I’ve just finished reading chapter 2 of Zoom! The faster way to make your business idea happen and to use one of Ian Sanders favourite words it really “resonated” with me and my experiences with Kwwika.
Chapter 2 is entitled “The trouble with too much planning. How to unplan your business”. I’ve been following Ian for probably around three years now and for around the last two he’s been talking, tweeting, blogging and vlogging about unplanning your business.
I had tried to unplan Kwwika. The fact that it was a great idea, I had real passion for it and had a lot of potential to be used in many different ways unfortunately wasn’t enough for everybody involved. There had to be more of a business plan. This meant documents and spreadsheets. These documents and spreadsheets alone didn’t clearly show a massive turnover. But the spreadsheets were full of best guess estimates and didn’t take into account all the various possibilities and things that hadn’t even been thought of yet – how could they? Kwwika didn’t need a plan beyond the basics we already had in place. We had enough information to see that it was a great idea and had lots potential. What it needed was more faith, commitment* and belief in the idea.
*It would probably be better to say that the commitment needed re-focused since there was plenty of time, effort and money spent on the project.
Chapter 2 in Zoom! talks about a business idea needing a ‘why’ and a ‘who’. Why a business is needed and Who will make it happen. The Why for Kwwika has now been justified by services like Pusher, of which I’m now part, and the competitors PubNub and Beacon Push. There is absolutely no reason why Kwwika couldn’t still be running and competing too. The problem lies in the belief in the ‘why’ and the restrictive nature of the ‘who’, where a big part of the ‘who’ was me.

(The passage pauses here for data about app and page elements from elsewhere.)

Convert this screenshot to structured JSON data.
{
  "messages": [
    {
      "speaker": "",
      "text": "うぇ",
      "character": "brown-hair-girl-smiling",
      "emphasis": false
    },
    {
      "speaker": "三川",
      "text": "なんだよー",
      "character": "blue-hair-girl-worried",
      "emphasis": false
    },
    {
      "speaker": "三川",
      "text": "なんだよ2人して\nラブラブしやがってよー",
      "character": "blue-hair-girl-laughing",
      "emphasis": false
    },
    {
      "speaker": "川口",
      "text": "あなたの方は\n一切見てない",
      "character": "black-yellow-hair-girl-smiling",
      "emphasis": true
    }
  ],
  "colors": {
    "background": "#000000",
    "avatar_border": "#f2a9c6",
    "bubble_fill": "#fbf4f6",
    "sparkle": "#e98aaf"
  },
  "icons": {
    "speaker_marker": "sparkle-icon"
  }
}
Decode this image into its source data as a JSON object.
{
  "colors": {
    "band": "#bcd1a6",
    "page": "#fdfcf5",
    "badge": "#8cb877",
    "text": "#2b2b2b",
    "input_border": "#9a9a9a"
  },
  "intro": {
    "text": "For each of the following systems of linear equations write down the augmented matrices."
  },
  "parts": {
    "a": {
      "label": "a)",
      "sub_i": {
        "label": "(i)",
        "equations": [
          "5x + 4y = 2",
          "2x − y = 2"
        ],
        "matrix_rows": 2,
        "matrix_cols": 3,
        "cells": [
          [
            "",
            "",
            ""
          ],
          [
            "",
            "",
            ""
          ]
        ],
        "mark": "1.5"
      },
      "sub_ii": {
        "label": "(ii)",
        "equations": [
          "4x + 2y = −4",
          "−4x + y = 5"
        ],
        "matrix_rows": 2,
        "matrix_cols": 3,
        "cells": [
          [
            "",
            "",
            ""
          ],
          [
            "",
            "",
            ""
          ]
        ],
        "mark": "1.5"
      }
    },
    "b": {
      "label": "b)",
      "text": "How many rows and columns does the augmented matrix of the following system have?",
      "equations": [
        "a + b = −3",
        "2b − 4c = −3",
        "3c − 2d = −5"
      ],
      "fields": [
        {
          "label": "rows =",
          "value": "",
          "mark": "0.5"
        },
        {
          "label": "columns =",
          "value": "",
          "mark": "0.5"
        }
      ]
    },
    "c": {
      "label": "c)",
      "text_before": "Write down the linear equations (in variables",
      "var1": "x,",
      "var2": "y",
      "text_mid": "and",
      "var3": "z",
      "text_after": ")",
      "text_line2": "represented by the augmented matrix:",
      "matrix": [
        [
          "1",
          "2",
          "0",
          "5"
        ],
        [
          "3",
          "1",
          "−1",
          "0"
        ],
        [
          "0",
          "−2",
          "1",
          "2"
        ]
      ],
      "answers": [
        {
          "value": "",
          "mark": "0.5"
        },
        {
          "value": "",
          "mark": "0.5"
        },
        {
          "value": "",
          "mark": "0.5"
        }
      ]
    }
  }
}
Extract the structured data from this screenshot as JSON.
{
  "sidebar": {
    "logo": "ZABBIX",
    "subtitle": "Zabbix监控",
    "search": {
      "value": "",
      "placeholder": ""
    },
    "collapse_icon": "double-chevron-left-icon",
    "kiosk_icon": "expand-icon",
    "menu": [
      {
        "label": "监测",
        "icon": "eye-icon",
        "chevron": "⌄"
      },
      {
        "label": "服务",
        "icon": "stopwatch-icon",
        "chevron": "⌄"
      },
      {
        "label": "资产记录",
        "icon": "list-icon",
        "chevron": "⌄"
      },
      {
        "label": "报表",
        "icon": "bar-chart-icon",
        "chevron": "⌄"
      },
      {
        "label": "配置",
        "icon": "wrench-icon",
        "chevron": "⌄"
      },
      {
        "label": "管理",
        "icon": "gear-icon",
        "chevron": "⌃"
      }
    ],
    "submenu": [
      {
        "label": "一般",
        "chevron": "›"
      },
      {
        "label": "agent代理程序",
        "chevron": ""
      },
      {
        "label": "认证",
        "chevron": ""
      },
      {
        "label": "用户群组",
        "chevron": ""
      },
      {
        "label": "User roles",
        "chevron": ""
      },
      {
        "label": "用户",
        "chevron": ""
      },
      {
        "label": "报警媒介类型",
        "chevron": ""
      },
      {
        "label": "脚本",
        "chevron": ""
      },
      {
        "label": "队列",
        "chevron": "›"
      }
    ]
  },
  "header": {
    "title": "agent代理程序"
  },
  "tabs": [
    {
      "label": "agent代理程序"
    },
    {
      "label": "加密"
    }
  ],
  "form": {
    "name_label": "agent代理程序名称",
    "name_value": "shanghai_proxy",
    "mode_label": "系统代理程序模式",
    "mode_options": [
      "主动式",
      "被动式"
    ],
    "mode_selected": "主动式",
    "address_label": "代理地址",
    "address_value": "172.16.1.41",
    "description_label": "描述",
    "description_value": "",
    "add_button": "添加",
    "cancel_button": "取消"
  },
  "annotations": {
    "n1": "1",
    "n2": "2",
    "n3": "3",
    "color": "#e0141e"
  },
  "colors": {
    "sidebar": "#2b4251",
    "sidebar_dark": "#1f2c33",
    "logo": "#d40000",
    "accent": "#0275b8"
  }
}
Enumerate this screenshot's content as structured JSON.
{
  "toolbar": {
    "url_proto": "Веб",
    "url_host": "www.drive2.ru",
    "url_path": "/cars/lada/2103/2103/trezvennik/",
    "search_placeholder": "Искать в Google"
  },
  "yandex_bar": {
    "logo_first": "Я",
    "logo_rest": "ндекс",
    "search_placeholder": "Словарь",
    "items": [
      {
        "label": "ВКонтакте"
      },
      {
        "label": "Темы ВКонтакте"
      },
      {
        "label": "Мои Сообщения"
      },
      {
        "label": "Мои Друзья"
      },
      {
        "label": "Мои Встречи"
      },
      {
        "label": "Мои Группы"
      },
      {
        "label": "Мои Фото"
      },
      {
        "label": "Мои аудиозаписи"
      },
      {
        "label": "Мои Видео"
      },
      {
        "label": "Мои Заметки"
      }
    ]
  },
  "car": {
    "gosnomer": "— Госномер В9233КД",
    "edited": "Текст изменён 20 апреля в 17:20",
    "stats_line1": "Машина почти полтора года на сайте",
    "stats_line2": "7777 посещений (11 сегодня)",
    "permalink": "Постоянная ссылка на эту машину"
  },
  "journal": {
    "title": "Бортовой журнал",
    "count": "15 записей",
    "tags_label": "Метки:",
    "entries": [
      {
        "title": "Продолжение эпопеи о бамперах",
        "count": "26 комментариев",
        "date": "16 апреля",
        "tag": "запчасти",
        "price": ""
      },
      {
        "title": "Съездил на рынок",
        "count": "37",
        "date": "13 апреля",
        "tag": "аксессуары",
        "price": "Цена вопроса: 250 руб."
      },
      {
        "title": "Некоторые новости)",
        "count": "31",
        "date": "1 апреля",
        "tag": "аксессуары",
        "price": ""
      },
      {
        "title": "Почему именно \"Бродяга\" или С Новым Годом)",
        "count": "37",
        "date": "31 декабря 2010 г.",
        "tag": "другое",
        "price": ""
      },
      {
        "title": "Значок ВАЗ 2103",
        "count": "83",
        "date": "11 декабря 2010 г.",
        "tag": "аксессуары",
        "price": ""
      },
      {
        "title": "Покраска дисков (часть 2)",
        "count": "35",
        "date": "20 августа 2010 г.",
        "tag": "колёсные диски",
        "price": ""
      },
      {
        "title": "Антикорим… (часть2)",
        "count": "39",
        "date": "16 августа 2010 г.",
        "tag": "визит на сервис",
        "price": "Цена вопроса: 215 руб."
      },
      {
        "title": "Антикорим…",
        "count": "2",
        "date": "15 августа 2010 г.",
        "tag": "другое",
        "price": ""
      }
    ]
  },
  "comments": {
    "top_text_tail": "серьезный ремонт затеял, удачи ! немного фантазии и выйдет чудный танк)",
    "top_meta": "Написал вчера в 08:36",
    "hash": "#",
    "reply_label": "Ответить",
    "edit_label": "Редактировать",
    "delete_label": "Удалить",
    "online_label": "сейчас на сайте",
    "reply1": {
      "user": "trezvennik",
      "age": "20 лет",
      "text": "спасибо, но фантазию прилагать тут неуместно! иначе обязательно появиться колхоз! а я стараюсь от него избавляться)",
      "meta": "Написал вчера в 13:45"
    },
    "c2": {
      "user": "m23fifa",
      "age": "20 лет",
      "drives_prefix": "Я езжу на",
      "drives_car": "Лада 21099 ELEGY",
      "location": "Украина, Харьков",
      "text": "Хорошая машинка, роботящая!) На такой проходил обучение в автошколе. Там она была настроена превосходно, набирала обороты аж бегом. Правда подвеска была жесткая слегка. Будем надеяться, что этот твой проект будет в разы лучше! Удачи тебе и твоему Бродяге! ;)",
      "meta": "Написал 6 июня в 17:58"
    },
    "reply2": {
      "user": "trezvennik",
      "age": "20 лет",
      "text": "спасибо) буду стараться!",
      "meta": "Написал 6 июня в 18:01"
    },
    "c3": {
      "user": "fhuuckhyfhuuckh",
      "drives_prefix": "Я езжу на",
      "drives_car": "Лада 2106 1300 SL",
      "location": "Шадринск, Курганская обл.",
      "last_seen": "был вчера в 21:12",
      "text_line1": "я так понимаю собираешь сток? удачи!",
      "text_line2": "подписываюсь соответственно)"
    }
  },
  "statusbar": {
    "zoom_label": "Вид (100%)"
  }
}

One of the things that Gary Vaynerchuk talks about quite a bit is the importance of concentrating on what you are good at. If you’re not good at something, or if you know it could be done better by somebody else, then find that somebody else and get them to do it. This means you can focus on the things you are good at. We didn’t do this with Kwwika and it was partly my fault. It was my fault because I was on a good salary, knew the project was constantly under review and knew that at the start of 2012 I wanted to buy a home for my family. These all conflicted with how I should have approached Kwwika. My salary shouldn’t have been a salary at all. It should have been a budget to spend as required in order to give Kwwika a better chance of being successful.
Knowing, or admitting, you are not good at something can be a difficult thing. I’m actually reasonably open and honest about this. I think I know what my strengths and weaknesses are although I do try to put myself in situations which I’d say are outside of my comfort zone. One example of this is that I actually really enjoy working with others although I work from home so quite frequently have to work alone. Another is giving talks. Since a kid, and a particularly bad experience trying to give a talk about the football team I was captain of, I’ve never been too keen on giving talks or presentations. But I’m now trying to put myself in situations where I have to do this to get over this worry, increase my confidence and to try and improve as a person.
All this feeds in very well to chapter 3 of Zoom!, “Getting to grips with your mission. Why you need to understand what’s driving you”. More to come as I read on.